So the Liberal government hired a few nannies to help out around Rideau Cottage and lend a hand with the kids.
Yes, I know, Trudeau made a big to-do during the campaign about exactly how much his family doesn’t need taxpayer dollars to cover child care.
Railing against the Conservatives’ Universal Child Care Benefit that funnelled about $3,000 his way, he told media that “we don’t need it. And Canada can’t afford it.”
And, now that he’s in office, taxpayers are most assuredly paying more than three grand a year for two nannies, at $11 to $20 an hour each, depending on whether they’re working a day or night shift.
But did anyone actually think that, of all the perks that go along with being prime minister, child care wouldn’t be included? Do taxpayers somehow feel morally OK with paying for his in-house chef, and not his nannies?

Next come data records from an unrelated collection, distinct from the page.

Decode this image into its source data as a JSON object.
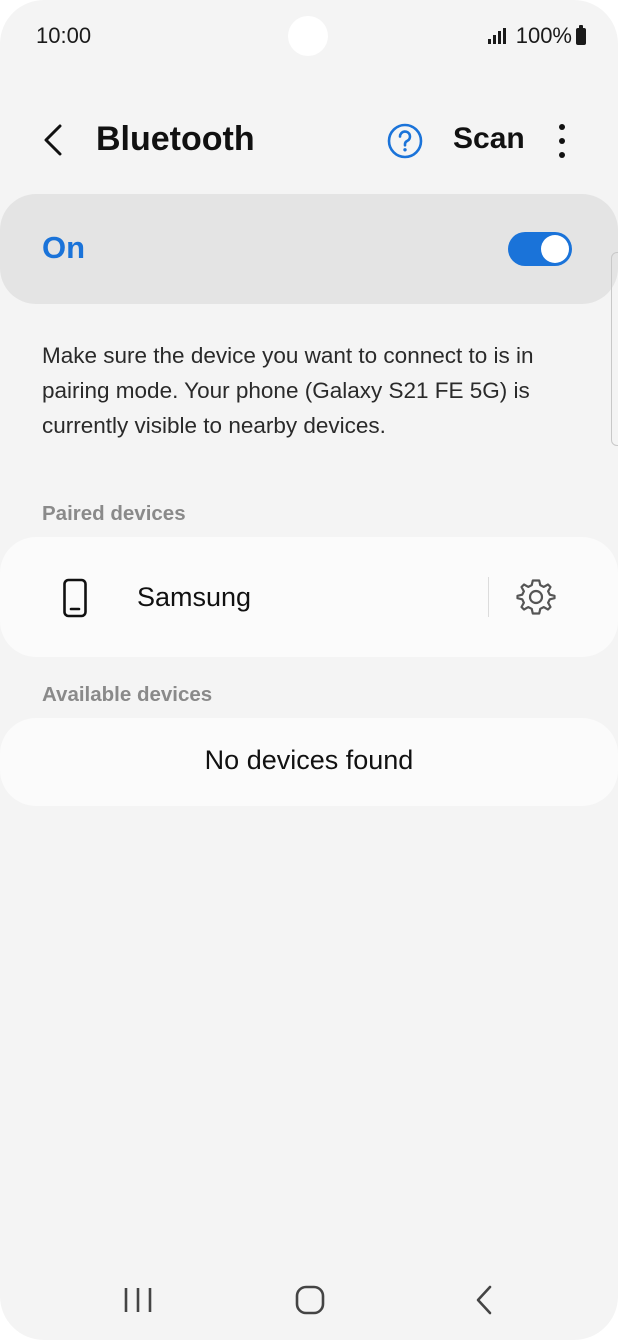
{
  "status_bar": {
    "time": "10:00",
    "battery": "100%",
    "icons": [
      "signal-icon",
      "battery-icon"
    ]
  },
  "header": {
    "back_icon": "chevron-left-icon",
    "title": "Bluetooth",
    "help_icon": "question-circle-icon",
    "scan_label": "Scan",
    "more_icon": "more-vertical-icon"
  },
  "master_toggle": {
    "label": "On",
    "checked": true
  },
  "description": "Make sure the device you want to connect to is in pairing mode. Your phone (Galaxy S21 FE 5G) is currently visible to nearby devices.",
  "paired_devices": {
    "title": "Paired devices",
    "items": [
      {
        "name": "Samsung",
        "icon": "phone-icon",
        "settings_icon": "gear-icon"
      }
    ]
  },
  "available_devices": {
    "title": "Available devices",
    "empty_text": "No devices found"
  },
  "nav_bar": {
    "icons": [
      "recents-icon",
      "home-icon",
      "back-icon"
    ]
  },
  "colors": {
    "accent": "#1a73d9",
    "background": "#f4f4f4",
    "toggle_card": "#e4e4e4",
    "card": "#fbfbfb",
    "section_title": "#8a8a8a"
  }
}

Being prime minister isn’t a blank cheque, but it is a privileged position, and I couldn’t care less that we’re supporting two child-care professionals along with the gardener.
Far more important — and the point of all of Trudeau’s anti-child-care-benefit rhetoric — is the need to address the growing inequality between people in this country. According to the Broadbent Institute, the richest 20 per cent of Canadians own almost 70 per cent of the country’s wealth. Last year, TD Bank called rising inequality a “threat to economic growth” — and it’s most certainly a threat to the ability of many Canadians to afford quality child care.
And if you want to talk about nannies, let’s talk about how much they’re paid (hint: it’s less than the chef). My sister worked for years as a nanny. Often spending more time with children than their own parents could, she moulded the kids she worked with, giving them basic tools to handle their emotions, teaching them self-respect and responsibility, never mind joy and self-expression. It was not particularly lucrative, though the families she worked with did pay her in gratitude. And it showed me that we value coding skills, say, over raising kids.
Nannygate could better earn its hand-me-down name if it alluded to some of these more pressing scandals in Canadian child care. What the Globe and Mail calls Trudeau’s “apparent contradiction” is an incredibly underwhelming controversy, at best.